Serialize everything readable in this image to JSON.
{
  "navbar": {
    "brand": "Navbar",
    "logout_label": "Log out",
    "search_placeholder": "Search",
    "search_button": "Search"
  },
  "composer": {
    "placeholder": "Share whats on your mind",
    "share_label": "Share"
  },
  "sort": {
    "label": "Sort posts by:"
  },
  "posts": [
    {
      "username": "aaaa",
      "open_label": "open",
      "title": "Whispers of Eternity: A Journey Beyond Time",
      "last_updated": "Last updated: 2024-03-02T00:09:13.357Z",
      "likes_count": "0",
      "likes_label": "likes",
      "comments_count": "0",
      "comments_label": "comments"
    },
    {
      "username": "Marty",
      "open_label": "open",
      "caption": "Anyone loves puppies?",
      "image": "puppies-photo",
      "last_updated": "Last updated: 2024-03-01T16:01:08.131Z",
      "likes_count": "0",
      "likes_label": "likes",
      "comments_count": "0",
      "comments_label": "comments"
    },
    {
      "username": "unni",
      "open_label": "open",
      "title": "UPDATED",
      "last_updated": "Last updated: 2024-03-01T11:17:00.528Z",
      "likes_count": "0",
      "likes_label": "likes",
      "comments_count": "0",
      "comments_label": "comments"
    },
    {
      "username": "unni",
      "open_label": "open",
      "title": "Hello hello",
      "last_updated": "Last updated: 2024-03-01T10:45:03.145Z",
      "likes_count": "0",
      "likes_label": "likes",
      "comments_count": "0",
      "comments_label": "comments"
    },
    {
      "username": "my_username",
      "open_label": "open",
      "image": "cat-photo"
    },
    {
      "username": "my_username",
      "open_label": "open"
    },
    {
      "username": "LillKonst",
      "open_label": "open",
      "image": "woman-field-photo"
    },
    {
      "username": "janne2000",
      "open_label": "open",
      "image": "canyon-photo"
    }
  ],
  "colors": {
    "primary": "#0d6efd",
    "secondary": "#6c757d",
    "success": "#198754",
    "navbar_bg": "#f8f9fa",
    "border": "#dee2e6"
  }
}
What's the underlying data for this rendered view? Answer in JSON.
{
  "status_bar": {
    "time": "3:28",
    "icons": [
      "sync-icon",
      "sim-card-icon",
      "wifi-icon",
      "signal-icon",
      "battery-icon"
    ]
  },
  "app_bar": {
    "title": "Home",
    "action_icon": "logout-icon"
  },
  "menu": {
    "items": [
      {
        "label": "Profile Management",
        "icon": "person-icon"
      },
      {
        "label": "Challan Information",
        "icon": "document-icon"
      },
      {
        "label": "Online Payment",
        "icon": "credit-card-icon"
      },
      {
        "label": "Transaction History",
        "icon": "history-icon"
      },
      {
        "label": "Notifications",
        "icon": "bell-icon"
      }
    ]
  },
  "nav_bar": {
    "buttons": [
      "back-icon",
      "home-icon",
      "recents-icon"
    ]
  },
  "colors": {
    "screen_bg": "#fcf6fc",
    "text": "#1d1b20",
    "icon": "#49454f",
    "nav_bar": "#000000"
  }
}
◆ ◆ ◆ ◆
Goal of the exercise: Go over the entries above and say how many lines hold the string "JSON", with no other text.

Problem solution: 2